Ali Moiz, CEO of Streamlabs

Streamlabs recently held its inaugural Expanding the Stream conference in San Francisco to focus on the emerging business opportunities in the livestreaming ecosystem. Founded in 2011, Streamlabs connects streamers with gamers through a suite of tools available on mobile and desktop that enables monetization and the company’s technology operates across all streaming services.

Ali Moiz, CEO of Streamlabs, told AListDaily that the streaming industry today reaches over 600 million monthly active users, which is up 230 percent from 2016. A deeper dive into that bucket finds that 86 percent of this traffic comes from streamers, not esports.

While streaming numbers are increasing (over 2 million people stream on a monthly basis globally outside of China), Moiz pointed out that the industry is already very healthy with over $3 billion in revenue expected this year.

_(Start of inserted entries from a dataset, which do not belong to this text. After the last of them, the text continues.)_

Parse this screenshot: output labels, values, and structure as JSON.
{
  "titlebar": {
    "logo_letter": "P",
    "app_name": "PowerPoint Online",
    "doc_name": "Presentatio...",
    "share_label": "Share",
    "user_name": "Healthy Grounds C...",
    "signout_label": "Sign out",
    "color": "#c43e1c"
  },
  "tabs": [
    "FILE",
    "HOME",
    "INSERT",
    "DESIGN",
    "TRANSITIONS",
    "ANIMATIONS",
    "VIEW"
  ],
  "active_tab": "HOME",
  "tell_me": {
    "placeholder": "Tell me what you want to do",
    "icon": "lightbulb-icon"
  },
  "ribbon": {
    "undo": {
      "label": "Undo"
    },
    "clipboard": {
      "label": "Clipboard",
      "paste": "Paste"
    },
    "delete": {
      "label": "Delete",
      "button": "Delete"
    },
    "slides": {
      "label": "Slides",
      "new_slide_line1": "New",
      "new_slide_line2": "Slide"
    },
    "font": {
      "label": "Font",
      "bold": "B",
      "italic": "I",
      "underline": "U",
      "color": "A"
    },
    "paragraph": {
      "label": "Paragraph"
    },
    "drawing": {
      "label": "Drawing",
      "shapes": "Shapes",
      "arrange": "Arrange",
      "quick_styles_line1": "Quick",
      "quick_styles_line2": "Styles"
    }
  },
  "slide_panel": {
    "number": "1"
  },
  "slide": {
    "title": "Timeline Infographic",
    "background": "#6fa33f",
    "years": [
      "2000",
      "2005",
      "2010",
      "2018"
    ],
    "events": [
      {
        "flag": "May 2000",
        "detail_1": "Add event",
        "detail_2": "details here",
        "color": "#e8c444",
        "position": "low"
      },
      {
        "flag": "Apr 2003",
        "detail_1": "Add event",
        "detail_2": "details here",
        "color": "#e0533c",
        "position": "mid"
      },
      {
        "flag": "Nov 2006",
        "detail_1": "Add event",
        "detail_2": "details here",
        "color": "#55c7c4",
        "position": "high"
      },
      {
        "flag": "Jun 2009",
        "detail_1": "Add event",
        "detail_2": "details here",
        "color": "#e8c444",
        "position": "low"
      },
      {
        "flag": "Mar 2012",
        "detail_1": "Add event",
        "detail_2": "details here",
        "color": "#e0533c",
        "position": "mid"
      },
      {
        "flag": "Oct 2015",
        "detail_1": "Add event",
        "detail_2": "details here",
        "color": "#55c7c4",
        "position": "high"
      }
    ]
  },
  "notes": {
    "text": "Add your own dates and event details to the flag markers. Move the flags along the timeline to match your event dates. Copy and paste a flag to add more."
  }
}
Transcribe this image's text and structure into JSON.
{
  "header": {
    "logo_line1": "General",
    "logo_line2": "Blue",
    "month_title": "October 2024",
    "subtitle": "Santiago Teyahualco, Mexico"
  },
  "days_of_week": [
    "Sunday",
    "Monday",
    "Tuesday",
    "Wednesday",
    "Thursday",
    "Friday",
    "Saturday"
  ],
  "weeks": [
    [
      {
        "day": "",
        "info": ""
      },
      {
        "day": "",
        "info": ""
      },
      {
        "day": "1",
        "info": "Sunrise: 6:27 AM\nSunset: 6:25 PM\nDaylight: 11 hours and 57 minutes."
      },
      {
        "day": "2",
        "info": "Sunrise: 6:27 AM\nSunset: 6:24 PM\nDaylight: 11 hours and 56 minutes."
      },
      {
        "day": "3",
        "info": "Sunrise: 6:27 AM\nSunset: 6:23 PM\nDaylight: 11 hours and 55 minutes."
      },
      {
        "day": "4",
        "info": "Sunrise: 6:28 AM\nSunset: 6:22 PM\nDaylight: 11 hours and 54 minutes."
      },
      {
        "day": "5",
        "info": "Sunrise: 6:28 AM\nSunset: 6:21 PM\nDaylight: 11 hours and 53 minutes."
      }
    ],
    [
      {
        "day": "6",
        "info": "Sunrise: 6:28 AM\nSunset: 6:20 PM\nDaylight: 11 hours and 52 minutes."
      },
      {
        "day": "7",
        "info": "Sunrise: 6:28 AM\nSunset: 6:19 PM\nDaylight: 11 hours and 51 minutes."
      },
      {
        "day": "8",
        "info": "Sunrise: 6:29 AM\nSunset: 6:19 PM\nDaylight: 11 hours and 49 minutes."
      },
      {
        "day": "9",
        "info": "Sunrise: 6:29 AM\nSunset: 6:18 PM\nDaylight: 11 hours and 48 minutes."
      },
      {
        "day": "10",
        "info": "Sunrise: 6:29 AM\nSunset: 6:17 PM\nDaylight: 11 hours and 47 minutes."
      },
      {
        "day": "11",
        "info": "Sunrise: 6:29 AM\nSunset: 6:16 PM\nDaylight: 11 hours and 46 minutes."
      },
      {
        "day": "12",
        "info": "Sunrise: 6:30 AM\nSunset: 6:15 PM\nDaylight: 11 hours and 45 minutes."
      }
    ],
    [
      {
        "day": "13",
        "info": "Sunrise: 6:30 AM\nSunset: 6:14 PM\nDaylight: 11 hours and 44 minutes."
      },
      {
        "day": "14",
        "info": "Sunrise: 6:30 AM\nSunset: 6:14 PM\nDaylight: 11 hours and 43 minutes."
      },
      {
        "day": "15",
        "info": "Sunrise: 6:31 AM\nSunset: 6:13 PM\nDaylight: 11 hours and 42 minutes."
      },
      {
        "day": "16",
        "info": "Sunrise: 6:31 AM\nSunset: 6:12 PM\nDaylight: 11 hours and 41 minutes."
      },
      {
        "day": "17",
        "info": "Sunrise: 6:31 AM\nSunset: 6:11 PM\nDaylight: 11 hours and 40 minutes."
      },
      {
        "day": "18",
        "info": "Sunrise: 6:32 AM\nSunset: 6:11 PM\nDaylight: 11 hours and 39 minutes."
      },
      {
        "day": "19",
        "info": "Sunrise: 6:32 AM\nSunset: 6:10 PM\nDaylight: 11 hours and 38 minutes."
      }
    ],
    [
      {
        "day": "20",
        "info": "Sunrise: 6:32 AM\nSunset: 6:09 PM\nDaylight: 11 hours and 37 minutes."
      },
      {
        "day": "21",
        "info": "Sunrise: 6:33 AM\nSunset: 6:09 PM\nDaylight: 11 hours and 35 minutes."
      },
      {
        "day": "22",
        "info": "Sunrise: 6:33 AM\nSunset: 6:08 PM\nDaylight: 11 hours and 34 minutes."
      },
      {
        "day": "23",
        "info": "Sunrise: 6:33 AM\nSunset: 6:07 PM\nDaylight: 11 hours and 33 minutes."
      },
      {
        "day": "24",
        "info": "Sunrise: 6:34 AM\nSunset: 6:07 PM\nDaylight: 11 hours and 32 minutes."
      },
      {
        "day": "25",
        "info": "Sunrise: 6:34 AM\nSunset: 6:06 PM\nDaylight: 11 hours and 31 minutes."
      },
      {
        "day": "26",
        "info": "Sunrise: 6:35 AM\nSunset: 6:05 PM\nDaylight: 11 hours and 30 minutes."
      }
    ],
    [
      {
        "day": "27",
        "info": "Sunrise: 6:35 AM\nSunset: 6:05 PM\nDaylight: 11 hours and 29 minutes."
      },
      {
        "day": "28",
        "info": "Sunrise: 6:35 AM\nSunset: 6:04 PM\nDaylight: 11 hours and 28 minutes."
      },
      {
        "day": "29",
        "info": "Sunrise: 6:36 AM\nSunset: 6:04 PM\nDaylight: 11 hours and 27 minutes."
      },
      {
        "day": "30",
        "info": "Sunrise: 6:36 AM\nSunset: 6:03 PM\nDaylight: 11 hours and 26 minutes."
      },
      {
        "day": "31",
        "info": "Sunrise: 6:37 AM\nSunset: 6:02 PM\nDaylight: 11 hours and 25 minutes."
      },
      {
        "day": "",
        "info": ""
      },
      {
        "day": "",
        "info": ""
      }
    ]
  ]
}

“I think that’s going to double in the next two to three years, so we’re going to be looking at $6 or $7 billion as we see a lot of growth outside of gaming,” Moiz said. “People are going to discover that livestreaming is a really great way to grow an audience and build a fan following, particularly on YouTube, Twitter, Periscope, Facebook and Instagram.”

Streamlabs has found that its long-time viewers who signed up over 24 months ago spent an average of $81.10 in Q1 2017, which is more than the $22.92 average spend of new users who signed up within the first three months. That’s a per user increase of 4X, which he said points to an audience that will spend more money over time.

Streamlabs has paid out $200 million to content creators to date, and this year the company will pay out $105 million. Most of this revenue comes from microtransactions in the form of tips, but there are opportunities for brands within this streaming ecosystem.

Esports is a good example of how brands can be integrated into this global video audience.

“We have a lot of esports players that stream using Streamlabs during training on their personal Twitch or YouTube channel when they’re not playing in a tournament,” Moiz said. “We don’t have a product for teams or tournaments right now, but a lot of individual players from Cloud9, Immortals and Team SoloMid use Streamlabs.”

Moiz said esports is on the company’s list of priorities, but it’s a bit further down the line.

“I absolutely think that the hundreds of independent grassroots esports tournaments around games like Dota 2 and CS:GO need new sources of revenue and monetization, and right now the only sources have been sponsorships,” Moiz explained. “Our microtransaction model that works really well for streamers can be applied to tournaments and esports and create a whole new revenue stream for them.”

In the near-term, the company’s new software launch—which is free and works on top of the popular open broadcasters software streaming client—opens up new opportunities for brands and sponsors. The original platform wasn’t designed for consumers, so there was a lot of work required just to stream. Now that the process has been simplified, Moiz expects more desktop streamers to enter the space.

“By adding interactive features through virtual items that show up on screen like Snapchat-style face filters that are triggered by viewers, there should be even more engagement with the audience,” Moiz explained. “Streamers will be able to add things like stickers or even more data rich overlays like you see on ESPN, but offer an interactive element for the viewers.”

Moiz sees two things evolving, which will help the livestreaming business grow. On the one hand, esports is evolving into the traditional sports model with Activision-Blizzard’s city-based Overwatch League and Riot Games’ League of Legends, while traditional sports are solidifying esports endeavors like the NBA 2K ELeague and the NFL’s Madden Club Series.

“Similarly, livestreamers are also going to become a major category that displaces television. Things that will be more interactive are pre and post show coverage, which is already happening with popular shows,” Moiz said. “You can attract more people because this format is more interactive and more fun to watch. You can ask a question easily and see your name on the stream. Streamers are to the future of television as esports leagues are the future of professional sports.”

Moiz admits that television shows aren’t going to disappear, but rather the millennial and Gen Z audiences are allocating more time to online content. Livestreaming is becoming a larger part of that entertainment/free time bucket, and both esports and smart Hollywood companies and brands are already taking advantage of this shift, which will continue to evolve the ecosystem moving forward.